The fact that former Utah Gov. Jon Hunstman will formalize his presidential campaign on Tuesday doesn’t come as much of a surprise.
Huntsman has been sidling into the Republican field since late last year, when he first started dropping hints in interviews that he was mulling a run.
Some contend a campaign was well underway back then – if so, pushing the legal envelope for an active government employee – while Hunstman was still the U.S. ambassador to China.
College commencement addresses in New Hampshire and South Carolina were unsubtle clues as to the man’s ambitions. And now, Tuesday’s kickoff.
As for what Hunstman has to say, look for two things:
- Does he lecture his party on the need to move to the political middle?
- Does he use the venue – New Jersey’s Liberty State Park, site of Ronald Reagan’s campaign kickoff on Labor Day, 1980 – to reach out to disaffected “Reagan Democrats”?
As for that first what-if – talking centrism – it’s a conversation that pundits and reporters love.
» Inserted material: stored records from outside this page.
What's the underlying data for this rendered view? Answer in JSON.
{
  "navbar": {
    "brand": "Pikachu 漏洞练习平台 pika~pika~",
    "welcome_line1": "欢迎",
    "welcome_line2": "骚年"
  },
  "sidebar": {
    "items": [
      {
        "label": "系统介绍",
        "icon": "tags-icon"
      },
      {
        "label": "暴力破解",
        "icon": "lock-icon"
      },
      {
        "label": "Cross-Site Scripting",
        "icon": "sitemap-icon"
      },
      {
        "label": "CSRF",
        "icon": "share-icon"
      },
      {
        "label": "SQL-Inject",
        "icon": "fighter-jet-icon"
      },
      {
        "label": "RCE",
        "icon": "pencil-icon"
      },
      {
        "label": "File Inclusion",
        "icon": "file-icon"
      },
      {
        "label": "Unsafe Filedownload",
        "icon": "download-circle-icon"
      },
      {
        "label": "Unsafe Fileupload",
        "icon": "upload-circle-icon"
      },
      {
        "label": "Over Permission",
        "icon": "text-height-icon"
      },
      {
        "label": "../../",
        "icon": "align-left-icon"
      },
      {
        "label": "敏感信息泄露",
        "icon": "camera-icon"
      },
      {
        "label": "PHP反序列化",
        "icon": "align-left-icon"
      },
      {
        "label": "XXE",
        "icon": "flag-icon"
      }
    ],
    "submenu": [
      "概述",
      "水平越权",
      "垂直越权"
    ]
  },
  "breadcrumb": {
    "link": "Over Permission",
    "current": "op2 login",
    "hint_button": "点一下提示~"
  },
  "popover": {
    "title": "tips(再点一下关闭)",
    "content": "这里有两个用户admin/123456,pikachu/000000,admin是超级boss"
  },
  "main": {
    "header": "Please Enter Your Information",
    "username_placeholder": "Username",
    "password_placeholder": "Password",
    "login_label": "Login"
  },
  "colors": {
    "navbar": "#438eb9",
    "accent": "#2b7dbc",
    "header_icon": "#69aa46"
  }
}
It’s also a notion that conservative activists detest – witness Texas Gov. Rick Perry’s big weekend speech in New Orleans during which he challenged the GOP right to “stop apologizing” for its beliefs.
Better, for now, that Huntsman let his record do the talking – voters will discover he’s a hybrid of pro-life, pro-guns, pro-civil unions, favors in-state tuition for illegal immigrants, and sends mixed messages on cap-and-trade and healthcare mandates – and save the electability discussion for if/when he emerges as an alternative to Mitt Romney and Michele Bachman.
What, then, should Hunstman say? That’s simple: take Reagan’s remarks from September 1, 1980, replace the “Jimmy Carter” references with “Barack Obama” and let ‘er rip.
I have talked with unemployed workers all across this country. I have heard their views on what Jimmy Carter has done to them and their families.
They aren't interested in semantic quibbles. They are out of work and they know who put them out of work. And they know the difference between a recession and a depression.
Let Mr. Carter go to their homes, look their children in the eye and argue with them that in is "only" a recession that put dad or mom out of work.
Let him go to the unemployment lines and lecture those workers who have been betrayed on what is the proper definition for their widespread economic misery.
Human tragedy, human misery, the crushing of the human spirit. They do not need defining--they need action.
And it is action, in the form of jobs, lower taxes, and an expanded economy that – as President – I intend to provide.
Hunstman can take that passage like that and introduce three thoughts that could define his message: (1) Like Carter, the idea of Obama as an out-of-touch intellectual; (2) Like Reagan, a Republican who intends to build a bridge to the same disgruntled blue-collar Democrats and independents who abandoned Carter; (3) Like any Republican who hopes to have lasting impact, a candidate with ambitious ideas for jump-starting the economy.
(photo credit: saucy_pan)